And God has placed in the church...
gifts of helping.
2 Chronicles 27:6 ESV
Dispelling Myths about Deacons
Recently I brought up the topic of deacons. I encouraged us to be thinking about that role in the life of our church again.
I'm glad to say that Hopewell is a place where people actively seek to serve. I'm crazy blessed as a church leader in that respect. Our members actively take on responsibility and never need any prodding when any needs arise. This certainly has been one of the main reasons why we have been able to put off having "official" deacons.
(And it is a good place for me to say how fantastic it is to be surrounded by people like you all!)
While our fellowship will no doubt continue to serve the Lord in all kinds of capacities, we will no doubt mature into the need for deacons just like the early church did (Acts. 6). As our membership and ministry increase, so will our need for deacons.
Being that is so, it may be good to get a refresher course in what we in the Reformed tradition believe Scripture says about the office of deacon. Perhaps one good way to spell out a deacon's profile is by striking down some common misconceptions of what a deacon is.
So let's examine what a deacon is not.
1. He's not an "elder in training" - Often people think that deacons are guys who are either not good enough to be an elder or gearing up to be an elder. But this office is not a "ministry stepping stone" or "internship" for elders to be.
Deacons are spiritual men who are specially equipped by the Spirit for this particular calling. They compliment the office of elder and are equal to the office of elder. They merely serve a different role in the church, and the role is a vital one at that.
Rather than desiring to move up the ecclesiastical ladder, a deacon is one whose heart is bent on serving Christ in a way that elders are not most apt.

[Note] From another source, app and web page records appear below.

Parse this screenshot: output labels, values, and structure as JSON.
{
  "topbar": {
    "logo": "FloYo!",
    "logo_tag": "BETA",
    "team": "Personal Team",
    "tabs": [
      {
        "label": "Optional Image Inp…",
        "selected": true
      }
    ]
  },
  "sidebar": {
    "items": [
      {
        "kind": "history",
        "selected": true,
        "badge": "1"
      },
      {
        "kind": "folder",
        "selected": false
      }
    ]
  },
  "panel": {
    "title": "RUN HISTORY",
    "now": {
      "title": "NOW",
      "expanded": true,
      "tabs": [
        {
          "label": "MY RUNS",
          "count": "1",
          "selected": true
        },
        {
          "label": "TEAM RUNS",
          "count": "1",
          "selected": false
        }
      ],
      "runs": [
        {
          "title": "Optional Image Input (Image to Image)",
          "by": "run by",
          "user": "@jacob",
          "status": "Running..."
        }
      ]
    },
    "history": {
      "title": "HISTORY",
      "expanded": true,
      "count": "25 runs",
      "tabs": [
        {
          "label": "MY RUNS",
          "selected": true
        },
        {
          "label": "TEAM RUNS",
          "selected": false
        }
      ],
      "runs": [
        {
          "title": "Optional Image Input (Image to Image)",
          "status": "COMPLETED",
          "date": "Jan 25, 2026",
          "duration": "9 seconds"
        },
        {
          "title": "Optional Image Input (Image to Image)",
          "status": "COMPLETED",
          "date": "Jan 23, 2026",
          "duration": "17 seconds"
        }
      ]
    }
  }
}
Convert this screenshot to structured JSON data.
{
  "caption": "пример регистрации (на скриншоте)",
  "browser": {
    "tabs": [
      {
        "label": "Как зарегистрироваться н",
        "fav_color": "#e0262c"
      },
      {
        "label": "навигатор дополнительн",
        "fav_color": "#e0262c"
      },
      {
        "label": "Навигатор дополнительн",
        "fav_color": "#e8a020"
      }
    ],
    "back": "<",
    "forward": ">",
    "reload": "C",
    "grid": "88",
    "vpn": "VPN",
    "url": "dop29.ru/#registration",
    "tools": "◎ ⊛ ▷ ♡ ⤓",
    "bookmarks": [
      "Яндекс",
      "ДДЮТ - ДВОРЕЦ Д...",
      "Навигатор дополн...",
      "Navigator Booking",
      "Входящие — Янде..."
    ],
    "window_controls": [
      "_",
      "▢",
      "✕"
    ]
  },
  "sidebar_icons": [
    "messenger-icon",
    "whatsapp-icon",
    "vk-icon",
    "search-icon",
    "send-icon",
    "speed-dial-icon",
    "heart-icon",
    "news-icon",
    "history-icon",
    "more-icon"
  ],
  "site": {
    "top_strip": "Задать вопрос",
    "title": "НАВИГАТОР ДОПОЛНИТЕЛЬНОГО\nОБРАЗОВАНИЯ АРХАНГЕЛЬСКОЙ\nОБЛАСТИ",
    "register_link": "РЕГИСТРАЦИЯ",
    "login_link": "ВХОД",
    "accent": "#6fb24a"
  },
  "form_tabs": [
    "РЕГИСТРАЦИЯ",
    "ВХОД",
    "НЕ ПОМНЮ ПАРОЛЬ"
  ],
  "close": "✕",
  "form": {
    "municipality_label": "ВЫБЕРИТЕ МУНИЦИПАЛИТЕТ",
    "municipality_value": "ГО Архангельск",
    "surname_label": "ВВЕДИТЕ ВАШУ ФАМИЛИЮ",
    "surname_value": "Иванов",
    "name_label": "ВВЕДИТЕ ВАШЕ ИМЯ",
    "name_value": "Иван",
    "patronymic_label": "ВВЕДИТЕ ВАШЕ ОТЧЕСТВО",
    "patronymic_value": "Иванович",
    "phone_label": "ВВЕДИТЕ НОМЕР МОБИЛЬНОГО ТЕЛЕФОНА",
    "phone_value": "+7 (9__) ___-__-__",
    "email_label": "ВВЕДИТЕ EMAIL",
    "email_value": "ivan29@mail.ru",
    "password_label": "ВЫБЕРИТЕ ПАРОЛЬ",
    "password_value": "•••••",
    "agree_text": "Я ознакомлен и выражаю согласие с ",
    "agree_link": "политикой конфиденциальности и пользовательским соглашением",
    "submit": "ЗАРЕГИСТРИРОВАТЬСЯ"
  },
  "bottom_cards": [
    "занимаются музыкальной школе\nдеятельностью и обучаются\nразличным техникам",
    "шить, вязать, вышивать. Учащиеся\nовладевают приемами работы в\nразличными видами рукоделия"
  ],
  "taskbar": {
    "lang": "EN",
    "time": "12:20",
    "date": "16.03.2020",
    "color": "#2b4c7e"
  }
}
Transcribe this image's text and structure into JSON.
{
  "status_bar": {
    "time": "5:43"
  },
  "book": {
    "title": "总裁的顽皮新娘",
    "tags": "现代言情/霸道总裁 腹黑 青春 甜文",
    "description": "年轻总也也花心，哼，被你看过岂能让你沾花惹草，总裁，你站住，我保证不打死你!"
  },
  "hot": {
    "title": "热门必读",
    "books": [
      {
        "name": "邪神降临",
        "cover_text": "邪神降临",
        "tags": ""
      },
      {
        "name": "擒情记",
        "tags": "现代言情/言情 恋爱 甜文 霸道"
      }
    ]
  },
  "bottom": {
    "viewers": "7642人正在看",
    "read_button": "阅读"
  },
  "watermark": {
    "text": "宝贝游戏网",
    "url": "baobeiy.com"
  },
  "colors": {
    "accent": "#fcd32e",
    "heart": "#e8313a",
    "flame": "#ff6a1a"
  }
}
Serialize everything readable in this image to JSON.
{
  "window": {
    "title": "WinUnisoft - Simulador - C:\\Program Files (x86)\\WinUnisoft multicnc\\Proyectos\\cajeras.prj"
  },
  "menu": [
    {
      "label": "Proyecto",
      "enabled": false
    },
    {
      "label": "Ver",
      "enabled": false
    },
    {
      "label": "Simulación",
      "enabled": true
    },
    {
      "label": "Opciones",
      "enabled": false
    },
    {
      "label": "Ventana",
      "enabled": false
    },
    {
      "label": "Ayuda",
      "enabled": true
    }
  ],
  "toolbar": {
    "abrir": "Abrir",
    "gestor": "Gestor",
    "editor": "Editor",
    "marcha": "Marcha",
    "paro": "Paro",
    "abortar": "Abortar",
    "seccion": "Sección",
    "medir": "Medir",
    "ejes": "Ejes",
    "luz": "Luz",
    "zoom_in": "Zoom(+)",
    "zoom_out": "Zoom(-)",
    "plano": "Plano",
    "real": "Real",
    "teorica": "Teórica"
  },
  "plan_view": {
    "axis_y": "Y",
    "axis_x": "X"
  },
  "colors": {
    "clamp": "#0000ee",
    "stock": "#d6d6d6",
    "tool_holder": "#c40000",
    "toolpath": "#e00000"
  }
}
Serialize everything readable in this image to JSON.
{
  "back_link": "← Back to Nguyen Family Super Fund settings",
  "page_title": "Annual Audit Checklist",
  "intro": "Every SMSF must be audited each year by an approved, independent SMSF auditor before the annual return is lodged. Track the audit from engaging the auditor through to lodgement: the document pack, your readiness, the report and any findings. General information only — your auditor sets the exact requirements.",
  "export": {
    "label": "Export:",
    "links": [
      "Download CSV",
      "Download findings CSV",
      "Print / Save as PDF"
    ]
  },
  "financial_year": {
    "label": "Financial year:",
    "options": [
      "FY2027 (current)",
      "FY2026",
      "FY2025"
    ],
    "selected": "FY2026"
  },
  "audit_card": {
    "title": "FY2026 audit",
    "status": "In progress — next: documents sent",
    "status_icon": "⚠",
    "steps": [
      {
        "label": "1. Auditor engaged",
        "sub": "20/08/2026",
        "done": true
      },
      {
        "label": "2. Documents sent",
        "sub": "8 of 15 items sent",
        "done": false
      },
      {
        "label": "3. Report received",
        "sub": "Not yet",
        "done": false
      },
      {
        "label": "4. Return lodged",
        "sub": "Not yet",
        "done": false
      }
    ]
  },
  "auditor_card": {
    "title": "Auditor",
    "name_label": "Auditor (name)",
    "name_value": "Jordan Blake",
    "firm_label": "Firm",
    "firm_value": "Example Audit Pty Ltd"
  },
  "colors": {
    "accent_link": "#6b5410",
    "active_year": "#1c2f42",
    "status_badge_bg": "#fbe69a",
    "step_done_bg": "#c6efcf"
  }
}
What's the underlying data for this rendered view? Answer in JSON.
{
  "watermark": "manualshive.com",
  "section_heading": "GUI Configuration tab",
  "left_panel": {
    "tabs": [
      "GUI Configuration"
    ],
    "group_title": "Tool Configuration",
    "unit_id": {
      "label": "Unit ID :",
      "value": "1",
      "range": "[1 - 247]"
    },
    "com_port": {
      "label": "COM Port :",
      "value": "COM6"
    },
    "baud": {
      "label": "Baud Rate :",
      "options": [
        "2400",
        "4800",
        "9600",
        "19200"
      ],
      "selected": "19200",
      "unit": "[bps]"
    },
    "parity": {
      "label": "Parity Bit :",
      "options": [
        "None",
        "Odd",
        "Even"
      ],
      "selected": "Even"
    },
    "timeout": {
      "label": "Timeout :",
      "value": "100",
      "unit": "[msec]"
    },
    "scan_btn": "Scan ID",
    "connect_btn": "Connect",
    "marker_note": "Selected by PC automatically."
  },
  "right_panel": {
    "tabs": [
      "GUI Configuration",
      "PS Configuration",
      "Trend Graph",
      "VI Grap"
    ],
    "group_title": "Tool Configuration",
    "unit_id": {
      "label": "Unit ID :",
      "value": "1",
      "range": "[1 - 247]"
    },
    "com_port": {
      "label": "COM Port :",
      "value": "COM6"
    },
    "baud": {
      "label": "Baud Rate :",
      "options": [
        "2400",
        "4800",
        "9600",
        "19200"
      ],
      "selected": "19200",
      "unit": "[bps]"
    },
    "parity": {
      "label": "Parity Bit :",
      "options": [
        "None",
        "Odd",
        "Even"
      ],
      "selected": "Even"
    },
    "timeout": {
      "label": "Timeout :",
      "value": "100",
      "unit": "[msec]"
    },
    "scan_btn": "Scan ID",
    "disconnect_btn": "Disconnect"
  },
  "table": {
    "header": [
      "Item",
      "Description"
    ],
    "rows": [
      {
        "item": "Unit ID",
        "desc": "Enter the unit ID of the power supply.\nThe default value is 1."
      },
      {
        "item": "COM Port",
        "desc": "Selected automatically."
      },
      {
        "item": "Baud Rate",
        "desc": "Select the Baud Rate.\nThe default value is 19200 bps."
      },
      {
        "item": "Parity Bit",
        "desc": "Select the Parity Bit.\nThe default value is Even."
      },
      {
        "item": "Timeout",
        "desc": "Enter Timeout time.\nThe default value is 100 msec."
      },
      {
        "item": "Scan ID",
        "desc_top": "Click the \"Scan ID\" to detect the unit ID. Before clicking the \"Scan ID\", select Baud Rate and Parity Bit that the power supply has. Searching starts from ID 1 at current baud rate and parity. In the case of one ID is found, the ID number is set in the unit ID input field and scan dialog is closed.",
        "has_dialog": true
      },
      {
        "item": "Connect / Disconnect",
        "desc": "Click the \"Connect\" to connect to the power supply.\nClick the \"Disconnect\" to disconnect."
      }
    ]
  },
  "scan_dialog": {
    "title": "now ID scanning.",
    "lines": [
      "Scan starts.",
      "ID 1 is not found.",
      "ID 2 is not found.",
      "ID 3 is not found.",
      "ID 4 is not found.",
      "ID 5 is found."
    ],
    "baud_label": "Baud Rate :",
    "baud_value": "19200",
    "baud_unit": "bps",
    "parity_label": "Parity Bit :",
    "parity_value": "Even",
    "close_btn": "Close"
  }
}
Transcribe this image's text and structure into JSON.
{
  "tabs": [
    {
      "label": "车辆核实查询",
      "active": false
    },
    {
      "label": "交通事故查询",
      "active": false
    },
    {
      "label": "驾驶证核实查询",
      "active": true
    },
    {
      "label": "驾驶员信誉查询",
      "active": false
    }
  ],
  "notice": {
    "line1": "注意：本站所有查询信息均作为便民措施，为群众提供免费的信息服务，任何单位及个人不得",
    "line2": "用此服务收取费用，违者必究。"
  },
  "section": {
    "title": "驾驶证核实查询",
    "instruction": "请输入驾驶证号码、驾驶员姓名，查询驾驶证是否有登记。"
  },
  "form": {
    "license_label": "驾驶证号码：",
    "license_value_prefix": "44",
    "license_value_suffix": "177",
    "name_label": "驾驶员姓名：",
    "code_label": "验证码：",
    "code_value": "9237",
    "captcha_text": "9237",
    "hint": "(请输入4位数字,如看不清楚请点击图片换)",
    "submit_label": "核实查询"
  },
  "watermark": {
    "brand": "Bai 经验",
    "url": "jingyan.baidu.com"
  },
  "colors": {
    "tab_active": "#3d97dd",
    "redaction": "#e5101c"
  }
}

2. He's not a glorified janitor - Some of the deacons' responsibilities may very well involve keeping the church tidy or managing the property (and we rejoice that there are people who are dedicated to orderliness and cleanliness!). But we would do a great injustice to Christ and his church if we thought of deacons as only in custodial terms.
The deacon is a spiritual office and a ministry of the church. Christ instituted deacons so that the gospel could advance most efficiently and so that people could witness tangible expressions of His love here on earth.
Furthermore, a deacon has authority which puts his work above mere janitor levels. He holds an office, votes on issues, and acts as an official representative of Christ).
In sum, a deacon touches lives, not just things.
3. He's not an administrator - Some Christians believe deacons just spend hours upon hours in meetings. Their time is taken up with budgets and petty discussions about what color of carpet the sanctuary should have.
There's no doubt that deacons have to have occasional meetings and talk over such things, but deacons should be thought more of as doers. The office of deacon is very functional in that respect. We are to think of them as the hands and feet of Christ in this world. As such they are devoted to helping people, ministering in practical ways, and fulfilling varied needs which arise.
4. He's not a social services director - Some people are intimidated by the office of deacon because they think of it as a second job. They have this concept that deacons are actively engaged with the community, running a large soup kitchen or second hand clothing store.
To be sure, Paul talks about the deacon's work in terms of the gift of helps (1 Cor. 12:28). It is evident that the deacon's work is devoted to the tangible expressions of Christ's empathy.
However, the deacon's job description is not so much an outreach as it is an inreach. The deacon's primarily arena of service is his specific congregation.
While a church may have a outreach of that kind (and it may report to the deacons), the deacon is not the church's community services director. He is a man who wants to build up his fellow brothers and sisters with whom he worships.
Holly Jolly Hopewell
It's time to get your act together. Literally, get your act together. This year's Christmas program is just a month away (Dec. 13th)! If you would like to share music, Scripture, or a tactful game / skit with the congregation, contact Kim.